Can You Get Fired for What You Write on the Side?

Greg Zimmerman

Staff Writer

Greg Zimmerman blogs about contemporary literary fiction at The New Dork Review of Books and holds down a full-time gig as a trade magazine editor. Follow him on Twitter: @NewDorkReview.

There’s a rather interesting book-related controversy brewing here in the Windy City: A high school guidance counselor and girls’ basketball coach named Bryan Craig self-published a racy, tasteless book titled It’s Her Fault. The book, as Craig explains in the Foreward, is supposed to “give women a road map to having the upper hand in a relationship with men.” Craig — who is married — is frustrated with women. And he wants to use his powers of counseling to help, because “What I have found is women act based on emotion alone instead of emotion plus intellect.” Duh, right?

As stupid as that is, though, it’s the parts about how women should give oral sex and why having sex with Latin girls without a condom is about the same as having sex with white or dark-skinned girls without a condom that got Craig fired from his guidance counselor job (he’d previously resigned on his own as the girl’s basketball coach). The Rich Township High School District 227 board voted 6-0 to can him, explaining that his “conduct in this matter fell far short of our expectations.”
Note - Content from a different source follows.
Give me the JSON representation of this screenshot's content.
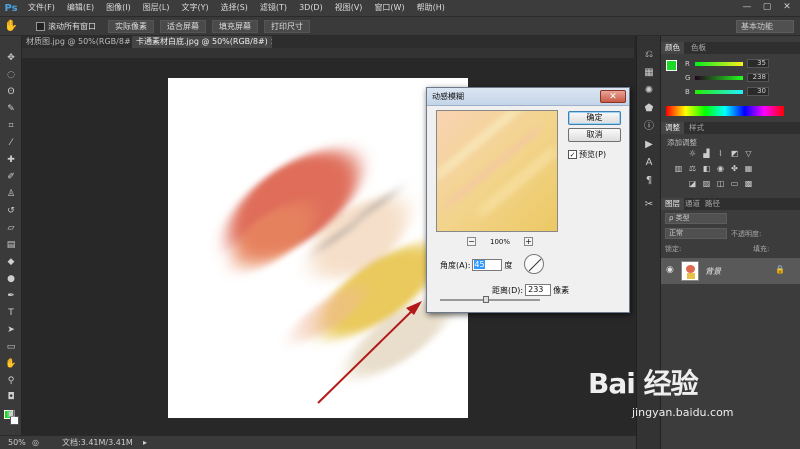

Now, claiming his First Amendment rights were violated, he’s suing the district for $1 million “to compensate him for the injuries he suffered.” No question, Craig, who bounces at a strip club in his spare time, is guilty of enormous douche-baggery, but is the stupid book that he wrote in his own spare time a fireable offense?

According to The Chicago Tribune, Craig says the book was not part of his official duties and therefore shouldn’t be used against him. But that’s not true, is it? His decision to write and publish this book actually IS directly related to his job as a counselor and coach to young women. The book negatively affects his ability to do that job vis-à-vis the respect and trust of his students and their parents. It’s his First Amendment right to publish the book. It’s not his right to have a job mentoring young people while that steaming turd is in the world.

Would you want your daughter counseled by a guy who says that women with low self-esteem are the “easiest kill”? Just as that Facebook photo of you passed out in your own vomit from Spring Break 2004 may be a reason not to hire you, so too can Craig’s discussion of how the vaginas of different races vary be a reason to fire him.

But is there a line? As another (much less sordid) example, on an episode of Mad Men this last season, ad account man Ken Cosgrove, an aspiring fiction writer, was told by his boss, the inimitable Roger Stirling, in no uncertain terms to stop writing fiction (even if under a pseudonym), or he’d be fired. His fiction wasn’t racy, wasn’t preventing him from doing his job, and really had nothing to do with his job. That is probably too extreme the other way, right?

At the very minimum, I think we’d have to agree that, like in Craig’s case, the baseline should be whether what you publish affects your ability to do your job or how you’re perceived at that job. You can write and publish whatever you want — that is, indeed, your first amendment right. But if you’re wondering if something you’ve written has crossed the line, you can always apply the one, immutable rule in life: “When in doubt, don’t be a douche.” Craig certainly failed that test.

What do you think? Are there other cases you’ve heard where someone was fired for a book or other piece of writing (not counting internet message boards, article comments, trolling, etc.) they published? Should there be a line in regards to what you can publish on the side?